▶ **Activity**: Go line by line through the records below. Copy whichever lines contain the string "items".

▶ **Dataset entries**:
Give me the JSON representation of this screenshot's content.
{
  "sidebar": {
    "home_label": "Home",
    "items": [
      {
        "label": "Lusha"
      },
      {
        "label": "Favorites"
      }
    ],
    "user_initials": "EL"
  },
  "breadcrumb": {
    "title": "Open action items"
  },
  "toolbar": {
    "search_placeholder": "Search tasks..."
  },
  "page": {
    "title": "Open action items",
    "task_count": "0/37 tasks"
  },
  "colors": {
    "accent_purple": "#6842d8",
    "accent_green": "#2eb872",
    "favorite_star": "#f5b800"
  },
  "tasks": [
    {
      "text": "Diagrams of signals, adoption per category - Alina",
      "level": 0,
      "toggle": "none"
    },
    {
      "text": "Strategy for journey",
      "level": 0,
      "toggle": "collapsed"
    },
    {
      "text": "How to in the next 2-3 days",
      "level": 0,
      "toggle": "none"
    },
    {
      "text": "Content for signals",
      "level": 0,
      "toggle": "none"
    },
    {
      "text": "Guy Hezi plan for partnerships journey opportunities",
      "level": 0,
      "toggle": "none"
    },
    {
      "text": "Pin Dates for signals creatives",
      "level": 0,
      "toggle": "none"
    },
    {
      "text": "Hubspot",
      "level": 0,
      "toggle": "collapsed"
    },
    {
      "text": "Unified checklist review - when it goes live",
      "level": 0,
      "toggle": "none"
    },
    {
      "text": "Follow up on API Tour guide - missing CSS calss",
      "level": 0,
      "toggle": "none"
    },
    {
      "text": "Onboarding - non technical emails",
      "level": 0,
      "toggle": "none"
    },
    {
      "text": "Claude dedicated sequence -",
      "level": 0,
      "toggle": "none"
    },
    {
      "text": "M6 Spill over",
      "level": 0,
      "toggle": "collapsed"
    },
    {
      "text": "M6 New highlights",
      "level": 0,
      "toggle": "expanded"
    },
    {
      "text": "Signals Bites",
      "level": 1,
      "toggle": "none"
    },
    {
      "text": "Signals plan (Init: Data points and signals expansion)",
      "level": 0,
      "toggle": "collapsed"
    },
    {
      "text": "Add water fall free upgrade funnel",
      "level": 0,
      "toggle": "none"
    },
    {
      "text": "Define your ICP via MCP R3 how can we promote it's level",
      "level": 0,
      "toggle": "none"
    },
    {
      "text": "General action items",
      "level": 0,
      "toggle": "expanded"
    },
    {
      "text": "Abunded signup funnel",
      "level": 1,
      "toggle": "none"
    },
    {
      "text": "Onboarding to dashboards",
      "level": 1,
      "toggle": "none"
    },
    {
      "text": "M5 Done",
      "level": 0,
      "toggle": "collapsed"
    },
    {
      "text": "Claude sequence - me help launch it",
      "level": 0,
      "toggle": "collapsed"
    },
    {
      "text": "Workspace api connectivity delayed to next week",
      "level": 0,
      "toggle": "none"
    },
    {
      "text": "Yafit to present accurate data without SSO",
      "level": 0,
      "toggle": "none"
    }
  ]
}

▶ **Output for this exercise**:
    "items": [
    "title": "Open action items"
    "title": "Open action items",
      "text": "General action items",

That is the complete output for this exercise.